Institute of Certified Public Accountants today announced that it had approved a new standard, Statement on Auditing Standards (SAS) 99: Consideration of Fraud in a Financial Statement Audit, that gives U.S. auditors expanded guidance for detecting material fraud.
The standard is the cornerstone of a multifaceted effort by the AICPA to helprestore investor confidence in U.S. capital markets and to re-establish audited financial statements as a clear picture window into Corporate America.
We feel strongly that the standard will substantially change auditor performance, thereby improving the likelihood that auditors will detect material misstatements due to fraud,” said Barry Melancon, AICPA President and CEO. “The standard reminds auditors that they must approach every audit with professional skepticism and not assume that management is honest. It puts fraud at the forefront of the auditor\’s mind.”
The key provisions of SAS 99 follow below.
– Increased Emphasis on Professional Skepticism. Putting aside any prior beliefs as to management\’s honesty, members of the audit team must exchange ideas or brainstorm how frauds could occur. These discussions are intended to identify fraud risks and should be conducted while keeping in mind the characteristics that are present when frauds occur: incentives, opportunities, and ability to rationalize. Throughout the audit, the engagement team should think about and explore the question, “If someone wanted to perpetrate a fraud, how would it be done?” From these discussions, the engagement team should be in a better position to design audit tests responsive to the risks of fraud.
– Discussions with Management. The engagement team is expected to inquire of management and others in the organization as to the risk of fraud and whether they are aware of any frauds. The auditors should make a point of talking to employees in and outside management. Giving employees and others the opportunity to “blow the whistle” may encourage someone to step forward. It might also help deter others from committing fraud if they are concerned that a co-worker will turn them in.
– Unpredictable Audit Tests. During an audit, the engagement team should test areas, locations and accounts that otherwise might not be tested. The team should design tests that would be unpredictable and unexpected by the client.
– Responding to Management Override of Controls. Because management is often in a position to override controls in order to commit financial-statement fraud, the standard includes procedures to test for management override of
controls on every audit.
SAS 99 supersedes the Auditing Standards Board\’s earlier fraud standard, SAS 82, which carried the same title.
“As part of our continuous improvement process, we commissioned a number of independent academic research projects to help us understand how SAS 82 could be improved,” said Chuck Landes, AICPA Director – Audit and Attest Standards. “SAS 99 is responsive to that research and incorporates recommendations from the Public Oversight Board\’s Panel on Audit Effectiveness.”

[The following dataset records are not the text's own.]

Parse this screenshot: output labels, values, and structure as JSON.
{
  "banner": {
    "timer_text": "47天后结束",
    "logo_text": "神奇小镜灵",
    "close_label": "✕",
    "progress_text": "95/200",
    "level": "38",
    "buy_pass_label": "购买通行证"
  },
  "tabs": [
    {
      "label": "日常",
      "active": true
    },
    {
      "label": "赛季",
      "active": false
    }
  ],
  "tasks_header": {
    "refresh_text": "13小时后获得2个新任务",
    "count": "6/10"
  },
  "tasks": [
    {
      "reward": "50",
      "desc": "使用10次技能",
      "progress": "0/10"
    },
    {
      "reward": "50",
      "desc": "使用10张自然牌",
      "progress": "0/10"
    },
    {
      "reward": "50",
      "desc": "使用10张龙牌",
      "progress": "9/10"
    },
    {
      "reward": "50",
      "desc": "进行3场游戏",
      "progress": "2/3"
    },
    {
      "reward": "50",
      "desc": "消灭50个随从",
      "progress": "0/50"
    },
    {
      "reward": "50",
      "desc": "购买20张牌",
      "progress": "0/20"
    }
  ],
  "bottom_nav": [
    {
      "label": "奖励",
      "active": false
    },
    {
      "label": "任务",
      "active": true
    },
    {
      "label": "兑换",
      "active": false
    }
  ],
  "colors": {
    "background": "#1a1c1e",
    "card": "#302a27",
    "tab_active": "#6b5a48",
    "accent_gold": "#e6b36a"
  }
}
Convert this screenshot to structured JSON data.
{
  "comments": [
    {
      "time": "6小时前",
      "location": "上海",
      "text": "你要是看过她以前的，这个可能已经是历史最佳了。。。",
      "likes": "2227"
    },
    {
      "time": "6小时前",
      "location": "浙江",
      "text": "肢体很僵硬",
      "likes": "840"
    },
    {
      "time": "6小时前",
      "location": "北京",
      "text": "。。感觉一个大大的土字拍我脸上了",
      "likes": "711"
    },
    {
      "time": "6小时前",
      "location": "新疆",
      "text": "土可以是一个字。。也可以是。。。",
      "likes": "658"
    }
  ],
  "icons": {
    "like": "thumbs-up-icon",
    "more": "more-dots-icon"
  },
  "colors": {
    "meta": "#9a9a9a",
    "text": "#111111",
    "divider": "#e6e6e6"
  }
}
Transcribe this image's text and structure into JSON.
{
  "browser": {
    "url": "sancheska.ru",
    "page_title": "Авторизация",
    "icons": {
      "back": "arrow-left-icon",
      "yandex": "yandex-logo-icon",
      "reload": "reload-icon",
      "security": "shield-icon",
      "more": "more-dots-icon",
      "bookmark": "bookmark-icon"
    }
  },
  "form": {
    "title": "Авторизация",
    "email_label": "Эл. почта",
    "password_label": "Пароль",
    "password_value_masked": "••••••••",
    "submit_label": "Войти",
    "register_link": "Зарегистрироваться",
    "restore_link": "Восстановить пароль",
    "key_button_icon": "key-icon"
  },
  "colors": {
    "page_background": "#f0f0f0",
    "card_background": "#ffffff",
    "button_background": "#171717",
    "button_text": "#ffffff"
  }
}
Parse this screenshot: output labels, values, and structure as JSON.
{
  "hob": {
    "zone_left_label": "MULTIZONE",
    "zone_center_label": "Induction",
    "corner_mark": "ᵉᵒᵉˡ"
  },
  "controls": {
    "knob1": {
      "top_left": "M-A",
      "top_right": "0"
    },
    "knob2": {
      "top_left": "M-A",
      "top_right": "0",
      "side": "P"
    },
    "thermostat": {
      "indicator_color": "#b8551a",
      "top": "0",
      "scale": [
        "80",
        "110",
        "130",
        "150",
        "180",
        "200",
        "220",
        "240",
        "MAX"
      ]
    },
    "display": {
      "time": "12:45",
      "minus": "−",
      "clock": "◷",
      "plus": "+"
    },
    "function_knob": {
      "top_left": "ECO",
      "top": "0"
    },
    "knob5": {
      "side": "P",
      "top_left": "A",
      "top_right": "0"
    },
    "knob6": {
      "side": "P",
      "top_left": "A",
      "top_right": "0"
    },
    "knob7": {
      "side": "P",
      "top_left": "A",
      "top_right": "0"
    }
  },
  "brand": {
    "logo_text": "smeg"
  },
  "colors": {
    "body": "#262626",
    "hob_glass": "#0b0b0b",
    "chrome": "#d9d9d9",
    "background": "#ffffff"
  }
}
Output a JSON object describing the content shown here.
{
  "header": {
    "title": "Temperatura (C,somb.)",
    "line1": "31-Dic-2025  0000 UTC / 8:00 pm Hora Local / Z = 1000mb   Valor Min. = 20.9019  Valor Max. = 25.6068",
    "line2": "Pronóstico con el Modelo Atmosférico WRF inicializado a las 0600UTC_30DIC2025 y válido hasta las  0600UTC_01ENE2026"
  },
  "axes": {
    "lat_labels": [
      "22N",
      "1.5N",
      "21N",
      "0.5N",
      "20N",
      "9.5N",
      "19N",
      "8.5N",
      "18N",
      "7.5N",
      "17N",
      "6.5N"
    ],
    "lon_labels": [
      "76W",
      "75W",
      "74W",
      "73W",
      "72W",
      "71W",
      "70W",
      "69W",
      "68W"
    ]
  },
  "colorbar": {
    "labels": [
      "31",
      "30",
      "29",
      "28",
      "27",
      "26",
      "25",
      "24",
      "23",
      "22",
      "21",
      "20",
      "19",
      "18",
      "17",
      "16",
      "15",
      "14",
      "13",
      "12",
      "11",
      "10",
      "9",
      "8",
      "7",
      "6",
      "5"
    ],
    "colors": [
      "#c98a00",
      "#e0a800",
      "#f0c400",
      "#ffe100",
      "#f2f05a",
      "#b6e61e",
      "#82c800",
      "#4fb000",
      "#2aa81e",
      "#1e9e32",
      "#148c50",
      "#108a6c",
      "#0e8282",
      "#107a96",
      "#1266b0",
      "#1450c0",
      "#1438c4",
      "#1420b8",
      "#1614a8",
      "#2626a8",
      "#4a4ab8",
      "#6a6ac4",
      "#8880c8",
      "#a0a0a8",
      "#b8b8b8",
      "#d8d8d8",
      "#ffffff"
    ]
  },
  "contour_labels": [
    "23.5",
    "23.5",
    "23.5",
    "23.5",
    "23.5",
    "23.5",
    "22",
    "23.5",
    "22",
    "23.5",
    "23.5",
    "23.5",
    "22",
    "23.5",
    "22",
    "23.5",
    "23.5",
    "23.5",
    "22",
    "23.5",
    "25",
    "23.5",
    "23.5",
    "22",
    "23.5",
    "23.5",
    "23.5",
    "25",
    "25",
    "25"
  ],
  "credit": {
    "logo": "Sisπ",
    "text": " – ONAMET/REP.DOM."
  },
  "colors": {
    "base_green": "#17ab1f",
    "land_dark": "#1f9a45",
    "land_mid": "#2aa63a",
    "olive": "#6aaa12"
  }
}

“This new fraud standard is the product of a thoughtful and open standards-setting process that constantly seeks to improve audit quality,” said James S. Gerson, Chair of the Auditing Standards Board.
SAS 99 is effective for audits of financial statements for periods beginning on or after December 15, 2002. The AICPA, however, is urging firms, particularly those that audit public companies, to begin earlier implementation. The published standard will be available at the end of October or early November.
The AICPA\’s Anti-Fraud Initiatives
The AICPA emphasizes that SAS 99 is the first part of a multi-initiative program that Melancon announced in a September 4 speech at The Yale Club in New York.
“The release of the standard officially launches our anti-fraud program,” he said. “The auditor is responsible for providing reasonable assurance that the financial statements are free of material misstatement, whether caused by error or fraud.
“However, the auditor is not the only party responsible for dealing with financial statement fraud,” Melancon added. “By raising awareness of fraud and intolerance for it within corporate America, together we will be in a better position to detect and prevent it. It\’s important that corporate boards of directors and audit committees assume a greater role in fighting fraud and overseeing senior management.”
In announcing the new fraud standard, the AICPA reaffirmed its resolve to help investors regain their confidence in the country\’s capital market system and re-establish the audited financial statements as a clear window into the operations of corporate America, missions that Melancon declared in his speech. He, likewise, spoke of the need for a revitalized accounting culture, in which auditors refuse to sign off on inaccurate financial statements and where accounting is based on principles, rather than rules.
To assist its members in fulfilling their responsibilities to detect fraud, the AICPA has launched a competency tool for auditors and corporate employees. The competency tool is available free to members, on-line. Also, the AICPA is developing 17 fraud case studies that academics can use to educate their students on the motivations for fraud, how frauds typically occur and skills necessary to detect fraud. The case studies will be available in the near future.